This post originally appeared on Panels, which is now Book Riot Comics
I’ve talked about shojo manga, but there’s more than just shojo. The show(jo) must go on as girls become women, and continue to love comics. The next progression in the Japanese manga demographics is josei. There are tons of josei mangaka I could highlight here—like Moyoco Anno (wife of Hideaki Anno, yes the Evangelion guy!) or Kyoko Okazaki—and many manga I could spotlight—like Honey and Clover, Bunny Drop, Chihayafuru, or Princess Jellyfish. From the range of titles, josei is not just about women characters, but comics that, generally, women would enjoy. The woman who’s just entered college and, like Honey and Clover’s Takemoto, is unsure of the direction of their life. The woman finding parallels in her life and that of Bunny Drop’s Daikichi. The woman who, like Princess Jellyfish’s Tsukimi, is just a little stranger than the rest.
Paradise Kiss has had a bit of an interesting publication history; it was released in its entirety twice, once by Tokyopop in five volumes and then again by Vertical in three. Neither version, to my knowledge, did gangbusters, but it is certainly a pleasure to read. Utilizing Yazawa’s own background in fashion, it follows a group of students—dubbed Paradise Kiss or ParaKiss—who are all fashion students, just wanting to create pretty clothes for all sorts, main character Yukari Hayasaka especially. And stuck in the life of high school mediocrity and having an love unrequited in her heart, Yukari finds herself drawn to the ParaKiss’s odd cast of characters.
I don’t know if Paradise Kiss will—at least in my mind—surpass Honey and Clover as the pinnacle find-yourself-in-college manga, but that has to do with circumstance and time I read it as much as anything else. It also doesn’t help that I probably wouldn’t have picked up Paradise Kiss at all were it not for my love for Yazawa’s next manga, Nana.
In English, Nana is printed by Viz Media under its Shojo Beat imprint, which is their catch-all label for comics for women of any age even though it’s called SHOJO Beat…look, just don’t question it because they’re printing a lot of amazing comics, Nana tragically not among them (at least printing new volumes) for reasons of Yazawa’s own health rather than sales.
Nana, in the same vein as Paradise Kiss, features well-dressed characters (that’s where the sweeping similarities end) Nana Osaki and Nana Komatsu as they have a chance encounter on a train and end up living in the same Tokyo apartment, on the seventh floor of a building with no elevator in apartment 707 (nana means seven in Japanese, so puns! Or wordplay…Just go with it!).

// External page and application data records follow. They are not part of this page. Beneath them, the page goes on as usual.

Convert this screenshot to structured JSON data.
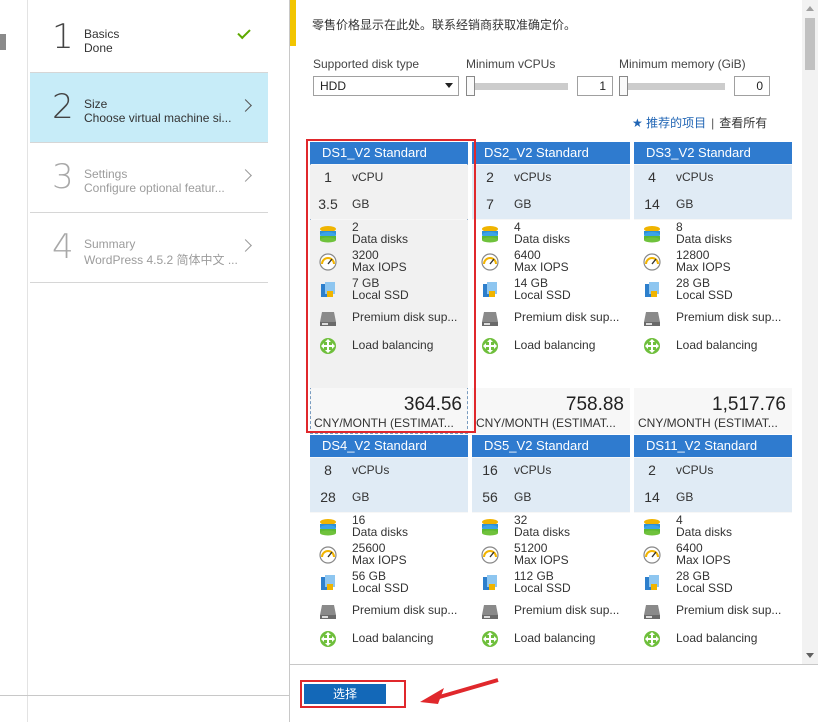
{
  "steps": [
    {
      "num": "1",
      "title": "Basics",
      "sub": "Done",
      "state": "done"
    },
    {
      "num": "2",
      "title": "Size",
      "sub": "Choose virtual machine si...",
      "state": "active"
    },
    {
      "num": "3",
      "title": "Settings",
      "sub": "Configure optional featur...",
      "state": "todo"
    },
    {
      "num": "4",
      "title": "Summary",
      "sub": "WordPress 4.5.2 简体中文 ...",
      "state": "todo"
    }
  ],
  "notice": "零售价格显示在此处。联系经销商获取准确定价。",
  "filters": {
    "disk_label": "Supported disk type",
    "disk_value": "HDD",
    "vcpu_label": "Minimum vCPUs",
    "vcpu_value": "1",
    "mem_label": "Minimum memory (GiB)",
    "mem_value": "0"
  },
  "links": {
    "recommended": "推荐的项目",
    "separator": "|",
    "view_all": "查看所有"
  },
  "cards": [
    {
      "name": "DS1_V2  Standard",
      "cpu": "1",
      "cpu_unit": "vCPU",
      "mem": "3.5",
      "mem_unit": "GB",
      "disks": "2",
      "disks_label": "Data disks",
      "iops": "3200",
      "iops_label": "Max IOPS",
      "ssd": "7 GB",
      "ssd_label": "Local SSD",
      "premium": "Premium disk sup...",
      "lb": "Load balancing",
      "price": "364.56",
      "per": "CNY/MONTH (ESTIMAT..."
    },
    {
      "name": "DS2_V2  Standard",
      "cpu": "2",
      "cpu_unit": "vCPUs",
      "mem": "7",
      "mem_unit": "GB",
      "disks": "4",
      "disks_label": "Data disks",
      "iops": "6400",
      "iops_label": "Max IOPS",
      "ssd": "14 GB",
      "ssd_label": "Local SSD",
      "premium": "Premium disk sup...",
      "lb": "Load balancing",
      "price": "758.88",
      "per": "CNY/MONTH (ESTIMAT..."
    },
    {
      "name": "DS3_V2  Standard",
      "cpu": "4",
      "cpu_unit": "vCPUs",
      "mem": "14",
      "mem_unit": "GB",
      "disks": "8",
      "disks_label": "Data disks",
      "iops": "12800",
      "iops_label": "Max IOPS",
      "ssd": "28 GB",
      "ssd_label": "Local SSD",
      "premium": "Premium disk sup...",
      "lb": "Load balancing",
      "price": "1,517.76",
      "per": "CNY/MONTH (ESTIMAT..."
    },
    {
      "name": "DS4_V2  Standard",
      "cpu": "8",
      "cpu_unit": "vCPUs",
      "mem": "28",
      "mem_unit": "GB",
      "disks": "16",
      "disks_label": "Data disks",
      "iops": "25600",
      "iops_label": "Max IOPS",
      "ssd": "56 GB",
      "ssd_label": "Local SSD",
      "premium": "Premium disk sup...",
      "lb": "Load balancing",
      "price": "",
      "per": ""
    },
    {
      "name": "DS5_V2  Standard",
      "cpu": "16",
      "cpu_unit": "vCPUs",
      "mem": "56",
      "mem_unit": "GB",
      "disks": "32",
      "disks_label": "Data disks",
      "iops": "51200",
      "iops_label": "Max IOPS",
      "ssd": "112 GB",
      "ssd_label": "Local SSD",
      "premium": "Premium disk sup...",
      "lb": "Load balancing",
      "price": "",
      "per": ""
    },
    {
      "name": "DS11_V2  Standard",
      "cpu": "2",
      "cpu_unit": "vCPUs",
      "mem": "14",
      "mem_unit": "GB",
      "disks": "4",
      "disks_label": "Data disks",
      "iops": "6400",
      "iops_label": "Max IOPS",
      "ssd": "28 GB",
      "ssd_label": "Local SSD",
      "premium": "Premium disk sup...",
      "lb": "Load balancing",
      "price": "",
      "per": ""
    }
  ],
  "footer": {
    "select_label": "选择"
  },
  "colors": {
    "accent": "#2f7bcf",
    "active_step": "#c7ecf8",
    "highlight": "#e0282c",
    "notice_bar": "#f2c500",
    "button": "#1368b8"
  },
  "icons": {
    "check": "check-icon",
    "chevron": "chevron-right-icon",
    "disks": "disk-stack-icon",
    "iops": "gauge-icon",
    "ssd": "ssd-icon",
    "premium": "hard-drive-icon",
    "lb": "load-balancer-icon",
    "star": "star-icon",
    "arrow": "red-arrow-icon"
  }
}
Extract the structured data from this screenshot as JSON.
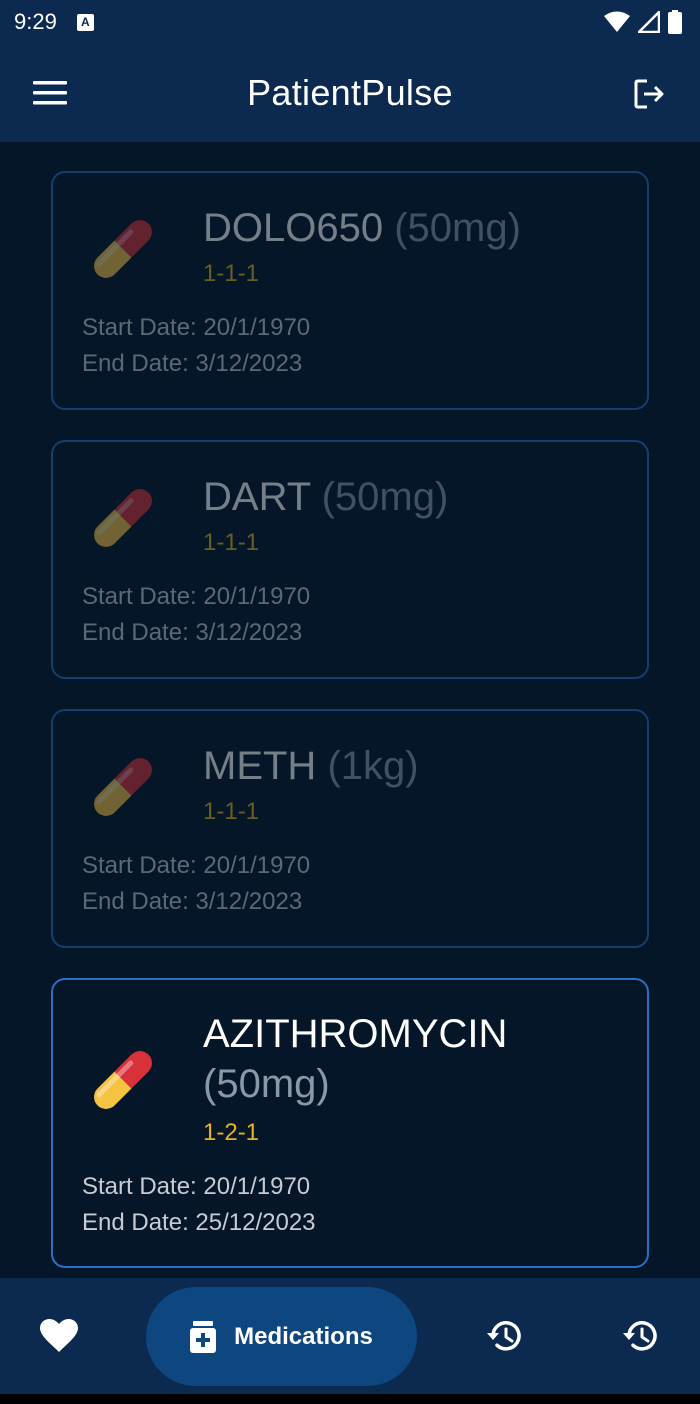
{
  "status_bar": {
    "time": "9:29",
    "a_badge": "A",
    "icons": [
      "wifi-icon",
      "signal-icon",
      "battery-icon"
    ]
  },
  "app_bar": {
    "title": "PatientPulse",
    "menu_icon": "menu-icon",
    "logout_icon": "logout-icon"
  },
  "medications": [
    {
      "name": "DOLO650",
      "dose": "(50mg)",
      "frequency": "1-1-1",
      "start_date": "Start Date: 20/1/1970",
      "end_date": "End Date: 3/12/2023",
      "active": false
    },
    {
      "name": "DART",
      "dose": "(50mg)",
      "frequency": "1-1-1",
      "start_date": "Start Date: 20/1/1970",
      "end_date": "End Date: 3/12/2023",
      "active": false
    },
    {
      "name": "METH",
      "dose": "(1kg)",
      "frequency": "1-1-1",
      "start_date": "Start Date: 20/1/1970",
      "end_date": "End Date: 3/12/2023",
      "active": false
    },
    {
      "name": "AZITHROMYCIN",
      "dose": "(50mg)",
      "frequency": "1-2-1",
      "start_date": "Start Date: 20/1/1970",
      "end_date": "End Date: 25/12/2023",
      "active": true
    }
  ],
  "bottom_nav": {
    "items": [
      {
        "icon": "heart-icon",
        "label": ""
      },
      {
        "icon": "medication-icon",
        "label": "Medications",
        "selected": true
      },
      {
        "icon": "history-icon",
        "label": ""
      },
      {
        "icon": "history-icon",
        "label": ""
      }
    ]
  },
  "colors": {
    "background": "#041627",
    "app_bar": "#0c2a4f",
    "card_border": "#2d6fc2",
    "frequency": "#e8b31d",
    "nav_pill": "#0e4680"
  }
}
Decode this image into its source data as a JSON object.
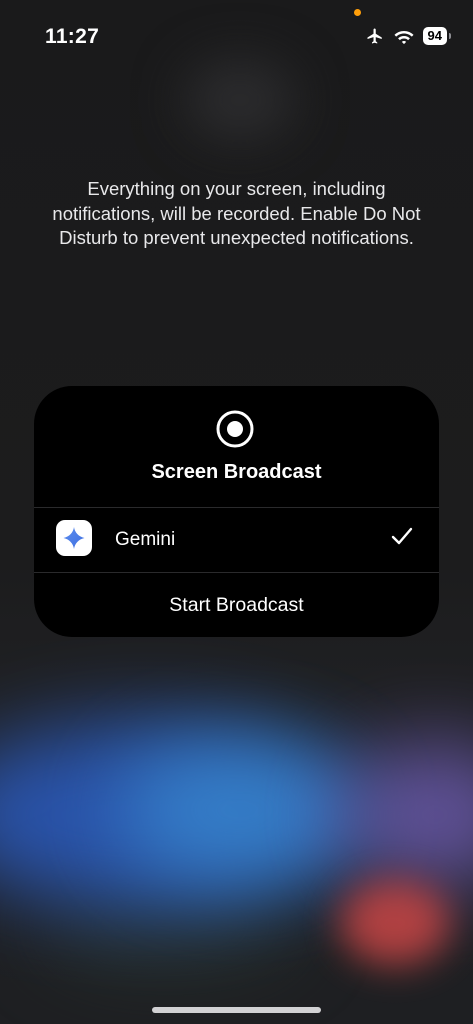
{
  "status_bar": {
    "time": "11:27",
    "battery": "94",
    "icons": [
      "airplane-icon",
      "wifi-icon",
      "battery-icon"
    ],
    "privacy_indicator_color": "#ff9f0a"
  },
  "notice_text": "Everything on your screen, including notifications, will be recorded. Enable Do Not Disturb to prevent unexpected notifications.",
  "broadcast_sheet": {
    "icon": "record-icon",
    "title": "Screen Broadcast",
    "selected_app": {
      "label": "Gemini",
      "icon": "gemini-sparkle-icon",
      "selected": true
    },
    "start_button_label": "Start Broadcast"
  },
  "colors": {
    "sheet_background": "#000000",
    "gemini_blue": "#4a86f5"
  }
}
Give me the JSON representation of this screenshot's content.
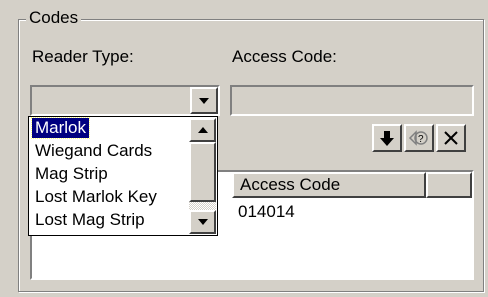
{
  "group": {
    "title": "Codes"
  },
  "reader_type": {
    "label": "Reader Type:",
    "value": "",
    "options": [
      "Marlok",
      "Wiegand Cards",
      "Mag Strip",
      "Lost Marlok Key",
      "Lost Mag Strip"
    ],
    "selected": "Marlok"
  },
  "access_code": {
    "label": "Access Code:",
    "value": ""
  },
  "toolbar": {
    "buttons": [
      {
        "name": "down-arrow-icon",
        "glyph": "↓"
      },
      {
        "name": "code-lookup-icon",
        "glyph": "?"
      },
      {
        "name": "delete-x-icon",
        "glyph": "✕"
      }
    ]
  },
  "table": {
    "columns": [
      "Access Code",
      ""
    ],
    "rows": [
      [
        "014014"
      ]
    ]
  },
  "colors": {
    "selection": "#000080",
    "face": "#d4d0c8"
  }
}
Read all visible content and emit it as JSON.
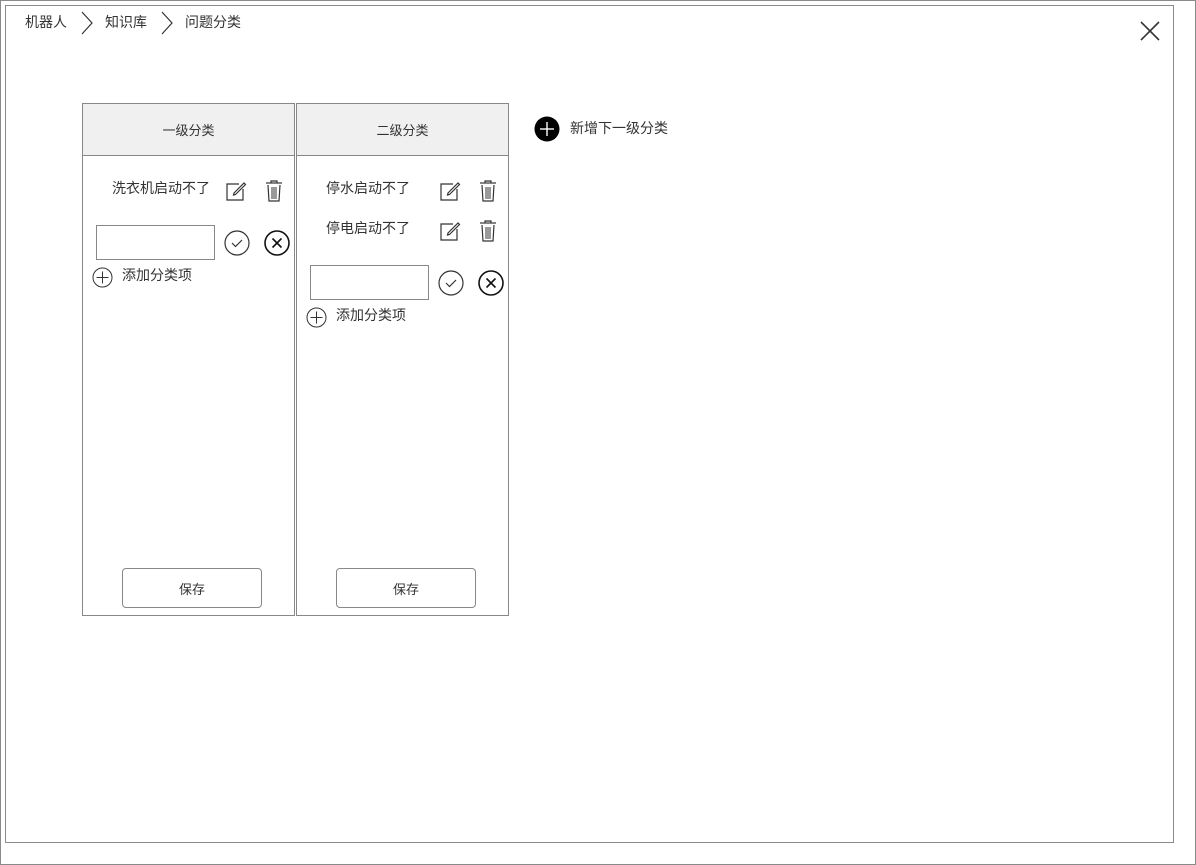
{
  "breadcrumb": [
    "机器人",
    "知识库",
    "问题分类"
  ],
  "panels": [
    {
      "header": "一级分类",
      "items": [
        "洗衣机启动不了"
      ],
      "input_value": "",
      "add_label": "添加分类项",
      "save_label": "保存"
    },
    {
      "header": "二级分类",
      "items": [
        "停水启动不了",
        "停电启动不了"
      ],
      "input_value": "",
      "add_label": "添加分类项",
      "save_label": "保存"
    }
  ],
  "new_level_label": "新增下一级分类",
  "icons": {
    "close": "close-icon",
    "breadcrumb_separator": "chevron-right-icon",
    "edit": "edit-icon",
    "delete": "trash-icon",
    "confirm": "check-circle-icon",
    "cancel": "x-circle-icon",
    "add": "plus-circle-icon",
    "new_level": "plus-circle-filled-icon"
  }
}
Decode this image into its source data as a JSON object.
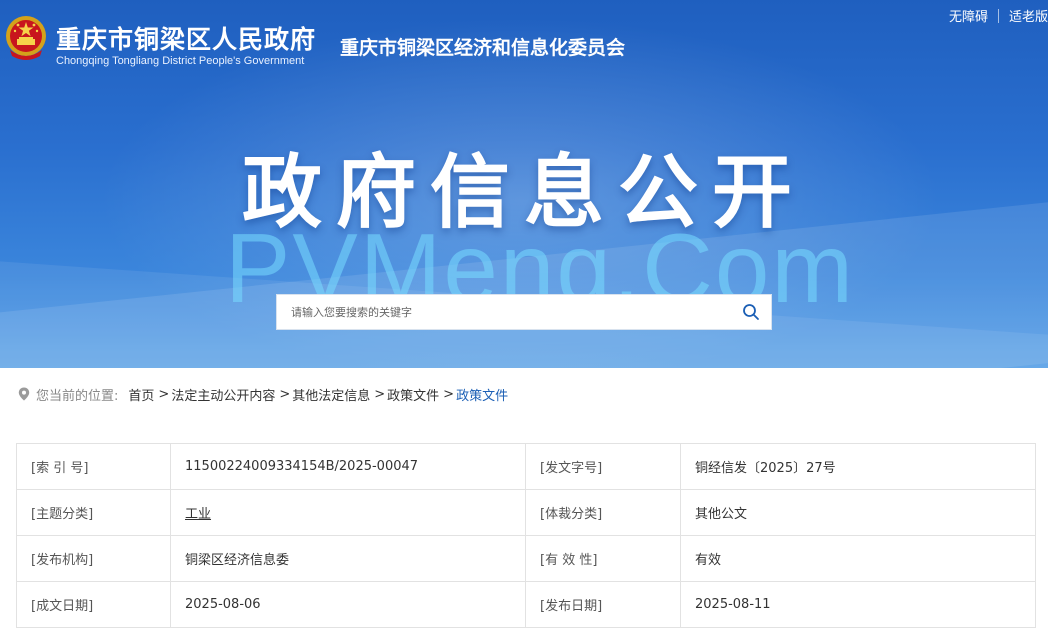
{
  "header": {
    "gov_title": "重庆市铜梁区人民政府",
    "gov_subtitle": "Chongqing Tongliang District People's Government",
    "dept_title": "重庆市铜梁区经济和信息化委员会",
    "top_links": [
      "无障碍",
      "适老版"
    ],
    "emblem_icon": "national-emblem-icon"
  },
  "hero": {
    "title": "政府信息公开",
    "watermark": "PVMeng.Com"
  },
  "search": {
    "placeholder": "请输入您要搜索的关键字",
    "icon": "search-icon"
  },
  "breadcrumb": {
    "label": "您当前的位置:",
    "items": [
      "首页",
      "法定主动公开内容",
      "其他法定信息",
      "政策文件",
      "政策文件"
    ],
    "separator": ">"
  },
  "info_table": {
    "rows": [
      {
        "k1": "[索 引 号]",
        "v1": "11500224009334154B/2025-00047",
        "k2": "[发文字号]",
        "v2": "铜经信发〔2025〕27号"
      },
      {
        "k1": "[主题分类]",
        "v1": "工业",
        "k2": "[体裁分类]",
        "v2": "其他公文"
      },
      {
        "k1": "[发布机构]",
        "v1": "铜梁区经济信息委",
        "k2": "[有 效 性]",
        "v2": "有效"
      },
      {
        "k1": "[成文日期]",
        "v1": "2025-08-06",
        "k2": "[发布日期]",
        "v2": "2025-08-11"
      }
    ]
  },
  "colors": {
    "banner_top": "#1f5fbf",
    "banner_bottom": "#5aa1e6",
    "breadcrumb_current": "#1b5fb5",
    "table_border": "#e2e2e2"
  }
}
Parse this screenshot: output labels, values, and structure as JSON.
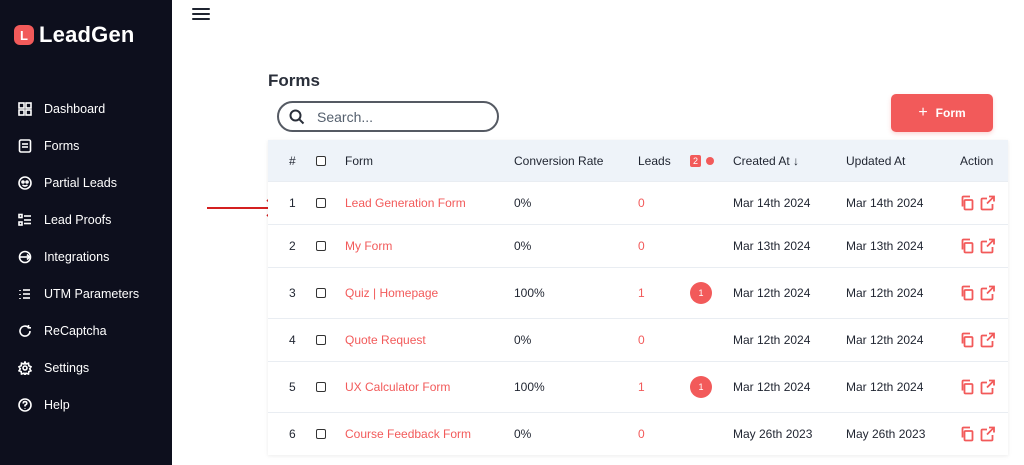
{
  "brand": {
    "logo_letter": "L",
    "name": "LeadGen"
  },
  "sidebar": {
    "items": [
      {
        "label": "Dashboard",
        "icon": "dashboard-icon"
      },
      {
        "label": "Forms",
        "icon": "forms-icon"
      },
      {
        "label": "Partial Leads",
        "icon": "partial-leads-icon"
      },
      {
        "label": "Lead Proofs",
        "icon": "lead-proofs-icon"
      },
      {
        "label": "Integrations",
        "icon": "integrations-icon"
      },
      {
        "label": "UTM Parameters",
        "icon": "utm-icon"
      },
      {
        "label": "ReCaptcha",
        "icon": "recaptcha-icon"
      },
      {
        "label": "Settings",
        "icon": "gear-icon"
      },
      {
        "label": "Help",
        "icon": "help-icon"
      }
    ]
  },
  "page": {
    "title": "Forms",
    "search_placeholder": "Search...",
    "add_button": {
      "plus": "+",
      "label": "Form"
    }
  },
  "table": {
    "headers": {
      "num": "#",
      "form": "Form",
      "conversion": "Conversion Rate",
      "leads": "Leads",
      "badge_count": "2",
      "created": "Created At",
      "sort_indicator": "↓",
      "updated": "Updated At",
      "action": "Action"
    },
    "rows": [
      {
        "num": "1",
        "form": "Lead Generation Form",
        "conversion": "0%",
        "leads": "0",
        "badge": "",
        "created": "Mar 14th 2024",
        "updated": "Mar 14th 2024"
      },
      {
        "num": "2",
        "form": "My Form",
        "conversion": "0%",
        "leads": "0",
        "badge": "",
        "created": "Mar 13th 2024",
        "updated": "Mar 13th 2024"
      },
      {
        "num": "3",
        "form": "Quiz | Homepage",
        "conversion": "100%",
        "leads": "1",
        "badge": "1",
        "created": "Mar 12th 2024",
        "updated": "Mar 12th 2024"
      },
      {
        "num": "4",
        "form": "Quote Request",
        "conversion": "0%",
        "leads": "0",
        "badge": "",
        "created": "Mar 12th 2024",
        "updated": "Mar 12th 2024"
      },
      {
        "num": "5",
        "form": "UX Calculator Form",
        "conversion": "100%",
        "leads": "1",
        "badge": "1",
        "created": "Mar 12th 2024",
        "updated": "Mar 12th 2024"
      },
      {
        "num": "6",
        "form": "Course Feedback Form",
        "conversion": "0%",
        "leads": "0",
        "badge": "",
        "created": "May 26th 2023",
        "updated": "May 26th 2023"
      }
    ]
  },
  "colors": {
    "accent": "#f25a5a",
    "sidebar_bg": "#0d0f1d",
    "header_bg": "#eef3f9",
    "annotation_arrow": "#d42020"
  }
}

And Nana, like Honey and Clover, is where my heart lies when it comes to josei manga. This is the story of a struggling musician (Nana Osaki) who has shunned her former, and now-rock star, boyfriend Ren and is trying to find her own niche in music, and of a woman chasing love wherever it leads her (Nana Komatsu).
Nana does shy away from any topic. Nana O talks with Ren about having to take the pill because they can’t afford a child; Ren counters that he’d quit music and work hard labor just to provide for the both of them. Ren, a child abandoned, would like nothing more than a family. Nana O, abandoned by her mother to the care of her grandmother, clings to those around her in her heart so she never loses them, even if they’re gone from her physically. It’s why her sort of father-daughter relationship with Yasu, her band’s drummer, comes from.
Nana K, nicknamed Hachi after the hachiko dog and because that’s Japanese for the number eight, chases her then-boyfriend (after her teacher in high school, after the video store guy, after the married man Takashi Asano…) Shoji to Tokyo just to be with him after a year of studying. She finds, inexplicably, the boys that would cause her the most pain. “Growing up,” as the opening monologue describes, “surrounded by mountains… the middle of three daughters,” Nana is the one with the most stable home life, yet she finds adulthood the hardest because she just wants to find love when love is something you work for.
Ai Yazawa heralded a new manga era in my life, manga that included josei, and I’m better off for it. As gateway josei manga go, Nana and Paradise Kiss are as good a place to start as any, and both are still in print, which is a bonus. Your mileage may vary, but any of the above manga I just suggested would be great starting points. Plus they’re funny.